When talking about open data, we usually think about its outside effects and transparency. Opening up data makes the processes and decisions of organizations more transparent to the outside world. Yet we should not forget the many different impacts open data can have. In a recent article in Government Information Quarterly with Ines Mergel and Jens Sörvik, we explore the many ways open data has triggered innovations in products and processes across different US cities. The general typology we developed can also serve to understand open data more broadly.

Let us take a simple example. If a city government decides to publish its administrative data online, it has to first collect and systemize all the data it possesses. Doing this already requires talking to various units within the city government and agreeing on how to do it; by developing coordination mechanisms and standard operating procedures for maintaining and updating the dataset. Just knowing what kind of data already exists within a large organization can trigger important process innovations for the employees. When citizens request information or a new urban program needs background analysis, data is readily available in short time.

Similarly, people outside an organization can use open data to build new commercial products or extend existing ones. One widespread example is transport data for navigation apps. Or public restaurant inspection data on recommendation platforms. The European Data Portal estimated the total market value of open data in the European Union at around 200 billion Euro for 2016. For tapping the full potential, however, it is important to focus on the most relevant data for citizens and consumers.

Yelp restaurant finder includes city health inspection score

But open data is not only a challenge for governments. Universities and research institutes amass huge amounts of data in almost all academic disciplines. Sharing this data does not only allow other researchers to validate already published findings. It also creates plenty of opportunities for new analyses and scientific breakthroughs. When updated regularly scientific data can provide important inputs for commercial venues. For instance, companies doing big data analysis of health records can yield critical insights into recovery processes. Or they can train Artificial Intelligence algorithms to identify cancer on medical images. While analytical capabilities are growing exponentially, ethical and privacy issues deserve ever closer scrutiny.    

What does all this mean for a transition economy like Serbia? In some instances countries with less consolidated political and socio-economic systems are able to leapfrog. They can skip one development stage that other countries had to go through and directly move to a technologically superior solution. But one should not forget that open data, and innovations more broadly, are not all about tech. Many innovative ideas are technologically feasible. Fewer ideas are commercially viable. And even less ideas are socially accepted. Critical thinker and scholar Chris Freeman wrote this more than fifty years ago when discussing Japan’s technological development. This reminds us that cultural change is at least as important as technological change. Leaders from government, academia, civil society and business must embrace the ideas behind open data. Otherwise few of the many possible innovations will materialize in Serbia.

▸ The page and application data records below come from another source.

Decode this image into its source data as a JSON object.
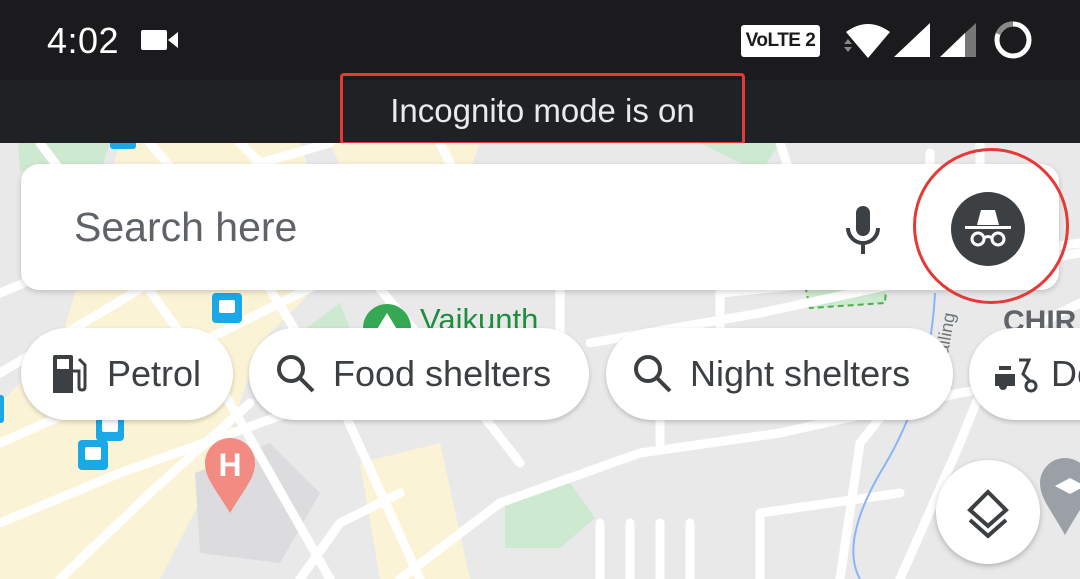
{
  "status_bar": {
    "time": "4:02",
    "volte_label": "VoLTE 2",
    "icons": [
      "video-camera-icon",
      "volte-icon",
      "wifi-icon",
      "signal-sim1-icon",
      "signal-sim2-icon",
      "battery-ring-icon"
    ]
  },
  "banner": {
    "text": "Incognito mode is on",
    "highlight_color": "#e53935"
  },
  "search": {
    "placeholder": "Search here",
    "value": "",
    "mic_icon": "microphone-icon",
    "account_icon": "incognito-icon"
  },
  "chips": [
    {
      "label": "Petrol",
      "icon": "fuel-pump-icon"
    },
    {
      "label": "Food shelters",
      "icon": "search-icon"
    },
    {
      "label": "Night shelters",
      "icon": "search-icon"
    },
    {
      "label": "De",
      "icon": "scooter-icon"
    }
  ],
  "map": {
    "labels": [
      {
        "text": "Vaikunth",
        "color": "#1e8e3e"
      },
      {
        "text": "CHIR",
        "color": "#5f6368"
      },
      {
        "text": "ailing",
        "color": "#70757a"
      }
    ],
    "pins": [
      "hospital-pin-icon",
      "school-pin-icon",
      "bus-stop-icon",
      "park-marker-icon"
    ],
    "layers_icon": "layers-icon"
  },
  "colors": {
    "hospital_pin": "#f28b82",
    "bus_stop": "#1aa9e6",
    "park_green": "#34a853",
    "chip_text": "#3c4043"
  }
}
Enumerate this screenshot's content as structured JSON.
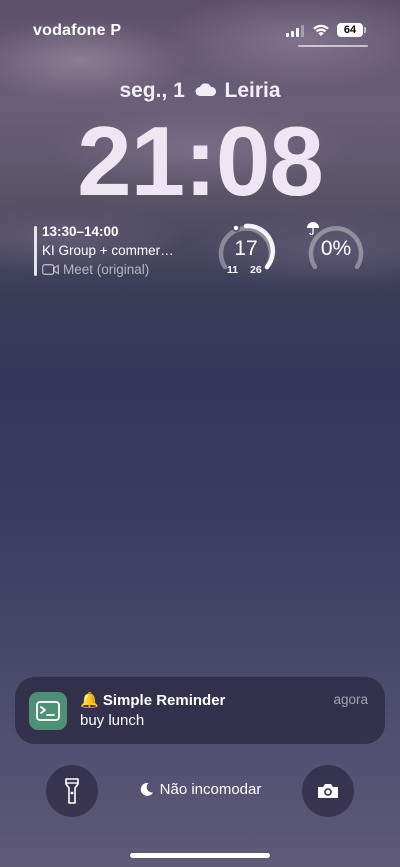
{
  "status_bar": {
    "carrier": "vodafone P",
    "battery_level": "64",
    "signal_bars": 3,
    "icons": [
      "signal-icon",
      "wifi-icon",
      "battery-icon"
    ]
  },
  "lock_screen": {
    "date": "seg., 1",
    "weather_location": "Leiria",
    "weather_icon": "cloud-icon",
    "time": "21:08"
  },
  "widgets": {
    "calendar_event": {
      "time_range": "13:30–14:00",
      "title": "KI Group + commer…",
      "location": "Meet (original)",
      "location_icon": "video-camera-icon"
    },
    "temperature": {
      "current": "17",
      "low": "11",
      "high": "26"
    },
    "rain_chance": {
      "value": "0%",
      "icon": "umbrella-icon",
      "fraction": 0
    }
  },
  "notification": {
    "app_icon": "terminal-icon",
    "emoji": "🔔",
    "title": "Simple Reminder",
    "body": "buy lunch",
    "time": "agora",
    "app_icon_color": "#4f8f78"
  },
  "bottom_bar": {
    "flashlight_icon": "flashlight-icon",
    "focus_mode": "Não incomodar",
    "focus_icon": "moon-icon",
    "camera_icon": "camera-icon"
  }
}
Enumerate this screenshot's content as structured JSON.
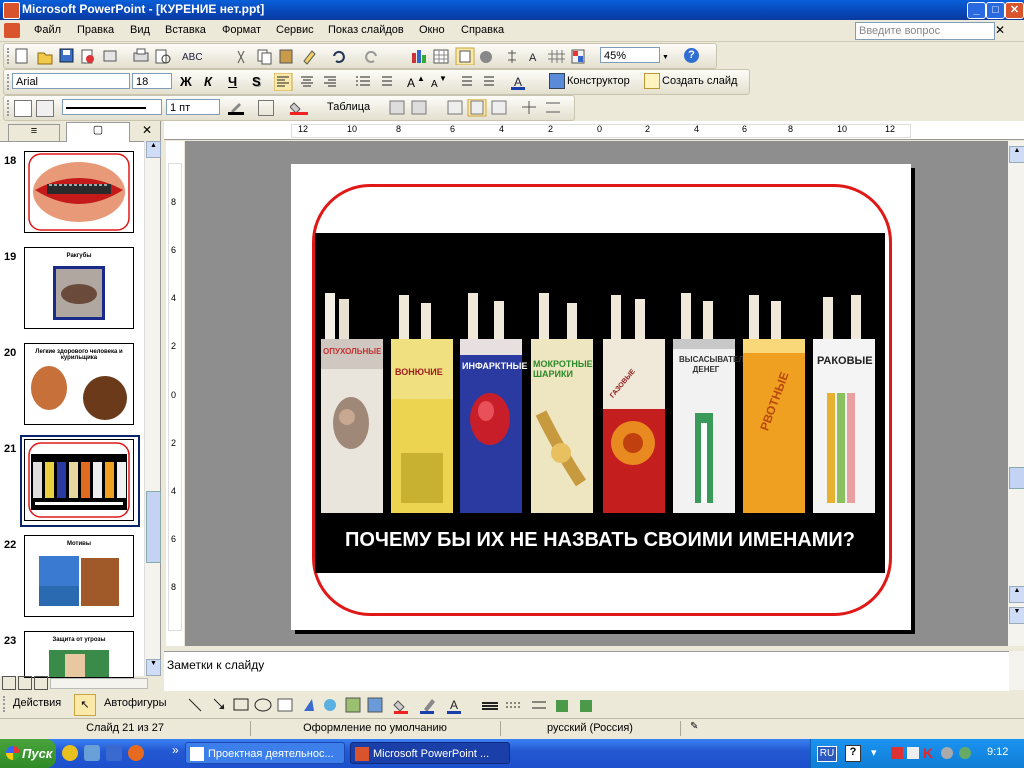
{
  "window": {
    "title": "Microsoft PowerPoint - [КУРЕНИЕ нет.ppt]",
    "buttons": [
      "_",
      "□",
      "✕"
    ]
  },
  "menubar": {
    "items": [
      "Файл",
      "Правка",
      "Вид",
      "Вставка",
      "Формат",
      "Сервис",
      "Показ слайдов",
      "Окно",
      "Справка"
    ],
    "ask_placeholder": "Введите вопрос"
  },
  "toolbar_standard": {
    "zoom": "45%"
  },
  "toolbar_format": {
    "font": "Arial",
    "size": "18",
    "bold": "Ж",
    "italic": "К",
    "underline": "Ч",
    "shadow": "S",
    "designer": "Конструктор",
    "new_slide": "Создать слайд"
  },
  "toolbar_tables": {
    "line_width": "1 пт",
    "table": "Таблица"
  },
  "ruler": {
    "top_labels": [
      "12",
      "10",
      "8",
      "6",
      "4",
      "2",
      "0",
      "2",
      "4",
      "6",
      "8",
      "10",
      "12"
    ],
    "left_labels": [
      "8",
      "6",
      "4",
      "2",
      "0",
      "2",
      "4",
      "6",
      "8"
    ]
  },
  "slides": [
    {
      "num": "18",
      "title": ""
    },
    {
      "num": "19",
      "title": "Ракгубы"
    },
    {
      "num": "20",
      "title": "Легкие здорового человека и курильщика"
    },
    {
      "num": "21",
      "title": ""
    },
    {
      "num": "22",
      "title": "Мотивы"
    },
    {
      "num": "23",
      "title": "Защита от угрозы"
    }
  ],
  "slide": {
    "packs": [
      "ОПУХОЛЬНЫЕ",
      "ВОНЮЧИЕ",
      "ИНФАРКТНЫЕ",
      "МОКРОТНЫЕ ШАРИКИ",
      "ГАЗОВЫЕ",
      "ВЫСАСЫВАТЕЛИ ДЕНЕГ",
      "РВОТНЫЕ",
      "РАКОВЫЕ"
    ],
    "caption": "ПОЧЕМУ БЫ ИХ НЕ НАЗВАТЬ СВОИМИ ИМЕНАМИ?"
  },
  "notes": {
    "placeholder": "Заметки к слайду"
  },
  "drawbar": {
    "actions": "Действия",
    "autoshapes": "Автофигуры"
  },
  "status": {
    "slide": "Слайд 21 из 27",
    "design": "Оформление по умолчанию",
    "lang": "русский (Россия)"
  },
  "taskbar": {
    "start": "Пуск",
    "task1": "Проектная деятельнос...",
    "task2": "Microsoft PowerPoint ...",
    "lang": "RU",
    "time": "9:12"
  },
  "colors": {
    "accent": "#0a5fd8",
    "slide_border": "#e01818"
  }
}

Dr. Alexander Kleibrink has worked for six years with the European Commission on making innovation policies work for very different places. He is currently working in international development with a focus on good governance and local economic development. Alexander holds degrees from the London School of Economics and Political Science and Free University Berlin.